**Task to carry out**
For each line below with the word "label", write out a copy.

**Supplied material**
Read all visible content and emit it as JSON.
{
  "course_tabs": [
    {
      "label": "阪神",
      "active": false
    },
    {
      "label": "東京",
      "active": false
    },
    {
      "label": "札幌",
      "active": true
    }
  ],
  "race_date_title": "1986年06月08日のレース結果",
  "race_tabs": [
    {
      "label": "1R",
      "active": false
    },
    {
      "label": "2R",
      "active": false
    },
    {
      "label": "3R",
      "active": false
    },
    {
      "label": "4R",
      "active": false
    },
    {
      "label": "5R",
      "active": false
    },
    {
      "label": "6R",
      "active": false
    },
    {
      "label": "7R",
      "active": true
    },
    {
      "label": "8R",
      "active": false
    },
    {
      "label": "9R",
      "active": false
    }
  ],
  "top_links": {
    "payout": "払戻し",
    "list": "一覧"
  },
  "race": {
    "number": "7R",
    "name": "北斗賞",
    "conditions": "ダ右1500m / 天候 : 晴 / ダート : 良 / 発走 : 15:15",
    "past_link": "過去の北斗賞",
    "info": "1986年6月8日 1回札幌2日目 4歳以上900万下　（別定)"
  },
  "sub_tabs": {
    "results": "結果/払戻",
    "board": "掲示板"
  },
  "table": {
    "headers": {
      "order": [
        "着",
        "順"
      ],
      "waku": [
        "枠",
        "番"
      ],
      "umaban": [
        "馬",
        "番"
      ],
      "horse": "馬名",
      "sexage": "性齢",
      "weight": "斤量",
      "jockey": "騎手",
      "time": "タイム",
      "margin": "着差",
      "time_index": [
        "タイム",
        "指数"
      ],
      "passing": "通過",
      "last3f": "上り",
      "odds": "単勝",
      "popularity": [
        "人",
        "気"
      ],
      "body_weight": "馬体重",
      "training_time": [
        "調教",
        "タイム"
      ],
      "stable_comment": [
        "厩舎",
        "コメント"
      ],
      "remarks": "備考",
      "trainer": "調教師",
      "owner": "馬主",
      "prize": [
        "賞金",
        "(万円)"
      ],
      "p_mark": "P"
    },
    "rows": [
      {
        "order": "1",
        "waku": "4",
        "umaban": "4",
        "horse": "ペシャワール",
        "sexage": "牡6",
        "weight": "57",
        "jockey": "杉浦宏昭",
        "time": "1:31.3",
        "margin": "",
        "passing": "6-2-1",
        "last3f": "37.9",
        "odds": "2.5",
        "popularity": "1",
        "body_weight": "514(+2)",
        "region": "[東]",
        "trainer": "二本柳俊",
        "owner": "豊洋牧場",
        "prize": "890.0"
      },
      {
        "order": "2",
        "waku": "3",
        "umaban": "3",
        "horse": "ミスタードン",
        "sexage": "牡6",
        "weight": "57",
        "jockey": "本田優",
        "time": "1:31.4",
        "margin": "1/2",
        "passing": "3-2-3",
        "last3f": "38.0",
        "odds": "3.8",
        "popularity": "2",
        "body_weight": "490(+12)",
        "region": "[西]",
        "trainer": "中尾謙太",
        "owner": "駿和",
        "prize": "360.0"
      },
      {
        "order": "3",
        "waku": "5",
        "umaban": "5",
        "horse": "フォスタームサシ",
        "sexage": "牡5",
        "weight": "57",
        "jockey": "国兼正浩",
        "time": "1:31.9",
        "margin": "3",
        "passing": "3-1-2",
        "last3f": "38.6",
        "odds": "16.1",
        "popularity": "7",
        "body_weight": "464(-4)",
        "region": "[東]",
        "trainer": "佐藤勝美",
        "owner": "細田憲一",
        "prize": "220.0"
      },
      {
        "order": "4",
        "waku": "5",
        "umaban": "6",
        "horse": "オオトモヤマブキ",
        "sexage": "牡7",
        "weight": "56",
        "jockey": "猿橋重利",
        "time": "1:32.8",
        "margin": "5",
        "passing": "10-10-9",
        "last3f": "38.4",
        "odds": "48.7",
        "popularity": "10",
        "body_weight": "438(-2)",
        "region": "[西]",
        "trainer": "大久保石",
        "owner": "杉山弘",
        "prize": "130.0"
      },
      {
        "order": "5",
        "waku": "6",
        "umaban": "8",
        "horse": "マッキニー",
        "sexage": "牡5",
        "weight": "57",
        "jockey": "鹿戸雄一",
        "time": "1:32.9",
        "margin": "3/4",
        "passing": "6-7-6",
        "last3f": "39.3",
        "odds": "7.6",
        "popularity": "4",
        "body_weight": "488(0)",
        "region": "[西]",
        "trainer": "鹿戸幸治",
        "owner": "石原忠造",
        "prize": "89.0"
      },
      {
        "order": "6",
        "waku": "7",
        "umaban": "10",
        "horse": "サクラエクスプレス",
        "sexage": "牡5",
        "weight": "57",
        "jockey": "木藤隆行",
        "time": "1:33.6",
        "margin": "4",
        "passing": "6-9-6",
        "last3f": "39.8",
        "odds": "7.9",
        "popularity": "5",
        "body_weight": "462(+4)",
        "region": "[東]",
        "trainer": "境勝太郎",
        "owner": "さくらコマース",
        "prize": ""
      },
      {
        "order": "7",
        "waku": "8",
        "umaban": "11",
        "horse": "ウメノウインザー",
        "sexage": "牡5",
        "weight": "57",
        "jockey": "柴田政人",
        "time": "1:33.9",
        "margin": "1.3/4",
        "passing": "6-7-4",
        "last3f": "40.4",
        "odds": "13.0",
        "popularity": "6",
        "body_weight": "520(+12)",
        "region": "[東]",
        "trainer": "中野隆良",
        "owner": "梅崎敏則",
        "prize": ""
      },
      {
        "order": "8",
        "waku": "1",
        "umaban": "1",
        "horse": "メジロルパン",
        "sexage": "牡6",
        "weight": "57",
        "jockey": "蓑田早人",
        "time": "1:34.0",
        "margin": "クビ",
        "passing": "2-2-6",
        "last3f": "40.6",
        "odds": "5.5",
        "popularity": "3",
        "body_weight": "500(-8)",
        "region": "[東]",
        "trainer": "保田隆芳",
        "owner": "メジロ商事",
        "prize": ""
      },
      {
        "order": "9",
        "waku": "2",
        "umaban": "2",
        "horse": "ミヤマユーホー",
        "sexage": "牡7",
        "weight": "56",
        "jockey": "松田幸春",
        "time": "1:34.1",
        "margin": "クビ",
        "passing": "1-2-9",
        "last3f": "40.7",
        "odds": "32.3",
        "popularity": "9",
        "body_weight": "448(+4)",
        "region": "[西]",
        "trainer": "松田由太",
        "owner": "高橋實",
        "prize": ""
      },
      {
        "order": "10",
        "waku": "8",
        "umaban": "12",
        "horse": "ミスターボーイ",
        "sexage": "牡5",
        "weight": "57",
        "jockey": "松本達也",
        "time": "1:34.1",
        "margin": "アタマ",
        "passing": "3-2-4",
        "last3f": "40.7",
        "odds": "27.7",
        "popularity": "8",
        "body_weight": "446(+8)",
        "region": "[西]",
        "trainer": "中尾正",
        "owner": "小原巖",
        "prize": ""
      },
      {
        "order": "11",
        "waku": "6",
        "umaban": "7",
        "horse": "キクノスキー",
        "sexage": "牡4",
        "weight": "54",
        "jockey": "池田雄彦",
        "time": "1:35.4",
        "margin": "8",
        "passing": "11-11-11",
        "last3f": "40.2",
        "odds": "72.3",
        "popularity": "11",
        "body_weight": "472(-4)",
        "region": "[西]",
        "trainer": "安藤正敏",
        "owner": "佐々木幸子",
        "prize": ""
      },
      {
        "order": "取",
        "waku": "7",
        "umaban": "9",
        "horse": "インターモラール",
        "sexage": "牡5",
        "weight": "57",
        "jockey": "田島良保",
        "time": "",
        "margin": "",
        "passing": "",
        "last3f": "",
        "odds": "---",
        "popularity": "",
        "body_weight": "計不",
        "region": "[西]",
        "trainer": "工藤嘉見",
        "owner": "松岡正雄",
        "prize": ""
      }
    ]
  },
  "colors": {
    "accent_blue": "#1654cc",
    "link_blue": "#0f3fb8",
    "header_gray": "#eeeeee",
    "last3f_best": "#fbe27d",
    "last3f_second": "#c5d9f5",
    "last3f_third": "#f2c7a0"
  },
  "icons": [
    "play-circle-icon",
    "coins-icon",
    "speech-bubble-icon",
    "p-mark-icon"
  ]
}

**Finished task**
      "label": "阪神",
      "label": "東京",
      "label": "札幌",
      "label": "1R",
      "label": "2R",
      "label": "3R",
      "label": "4R",
      "label": "5R",
      "label": "6R",
      "label": "7R",
      "label": "8R",
      "label": "9R",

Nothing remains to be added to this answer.